TASK STATEMENT:
Pick every line from the data below that contains the string "only" and copy it.
Segment Start: EXCERPTED DATA
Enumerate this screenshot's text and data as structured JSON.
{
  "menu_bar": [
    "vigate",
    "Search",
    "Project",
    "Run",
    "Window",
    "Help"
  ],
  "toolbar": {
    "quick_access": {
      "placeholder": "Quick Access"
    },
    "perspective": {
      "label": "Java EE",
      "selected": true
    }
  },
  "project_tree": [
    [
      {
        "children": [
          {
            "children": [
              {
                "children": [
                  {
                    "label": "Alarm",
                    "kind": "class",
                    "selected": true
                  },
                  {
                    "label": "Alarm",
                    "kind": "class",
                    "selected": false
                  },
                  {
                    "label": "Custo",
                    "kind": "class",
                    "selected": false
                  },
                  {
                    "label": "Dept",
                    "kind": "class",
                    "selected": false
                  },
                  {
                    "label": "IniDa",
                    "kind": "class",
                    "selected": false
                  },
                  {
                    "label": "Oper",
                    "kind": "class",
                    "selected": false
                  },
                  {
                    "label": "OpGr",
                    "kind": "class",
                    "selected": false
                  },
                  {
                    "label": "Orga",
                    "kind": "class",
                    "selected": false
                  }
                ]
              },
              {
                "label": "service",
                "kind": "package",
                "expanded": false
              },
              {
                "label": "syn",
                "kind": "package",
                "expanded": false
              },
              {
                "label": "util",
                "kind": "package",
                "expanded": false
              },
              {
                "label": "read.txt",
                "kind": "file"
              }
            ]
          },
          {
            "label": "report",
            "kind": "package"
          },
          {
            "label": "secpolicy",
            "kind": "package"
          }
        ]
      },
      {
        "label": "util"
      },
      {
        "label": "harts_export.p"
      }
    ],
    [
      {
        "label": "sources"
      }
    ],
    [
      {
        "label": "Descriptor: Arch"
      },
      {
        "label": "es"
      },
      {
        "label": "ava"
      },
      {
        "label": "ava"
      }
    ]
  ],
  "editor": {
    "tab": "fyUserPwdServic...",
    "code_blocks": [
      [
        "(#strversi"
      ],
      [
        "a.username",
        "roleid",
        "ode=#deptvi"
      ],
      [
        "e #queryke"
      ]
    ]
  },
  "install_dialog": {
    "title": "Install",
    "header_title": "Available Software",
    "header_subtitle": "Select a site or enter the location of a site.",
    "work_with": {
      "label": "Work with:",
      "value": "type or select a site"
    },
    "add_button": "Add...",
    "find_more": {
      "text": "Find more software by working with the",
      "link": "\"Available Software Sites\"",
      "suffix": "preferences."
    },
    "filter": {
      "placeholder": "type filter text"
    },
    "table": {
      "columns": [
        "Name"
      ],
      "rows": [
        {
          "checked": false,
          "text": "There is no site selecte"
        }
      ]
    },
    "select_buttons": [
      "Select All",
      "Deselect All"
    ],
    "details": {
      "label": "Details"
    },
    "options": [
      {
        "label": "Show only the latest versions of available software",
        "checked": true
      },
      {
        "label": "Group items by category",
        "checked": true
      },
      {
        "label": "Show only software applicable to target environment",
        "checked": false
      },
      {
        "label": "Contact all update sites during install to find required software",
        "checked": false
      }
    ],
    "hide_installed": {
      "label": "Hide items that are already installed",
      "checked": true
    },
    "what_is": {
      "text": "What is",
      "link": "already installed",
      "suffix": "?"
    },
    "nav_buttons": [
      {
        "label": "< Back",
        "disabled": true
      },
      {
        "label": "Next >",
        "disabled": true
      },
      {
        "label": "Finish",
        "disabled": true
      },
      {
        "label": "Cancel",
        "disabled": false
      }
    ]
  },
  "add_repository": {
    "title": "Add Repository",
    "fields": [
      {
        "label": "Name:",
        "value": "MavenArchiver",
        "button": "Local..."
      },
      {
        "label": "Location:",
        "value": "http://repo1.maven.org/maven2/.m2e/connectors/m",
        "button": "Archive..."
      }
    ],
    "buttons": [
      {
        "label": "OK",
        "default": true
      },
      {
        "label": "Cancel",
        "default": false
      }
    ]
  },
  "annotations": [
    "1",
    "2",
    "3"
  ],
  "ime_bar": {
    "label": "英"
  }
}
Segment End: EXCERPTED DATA
ANSWER FOR THE TASK:
        "label": "Show only the latest versions of available software",
        "label": "Show only software applicable to target environment",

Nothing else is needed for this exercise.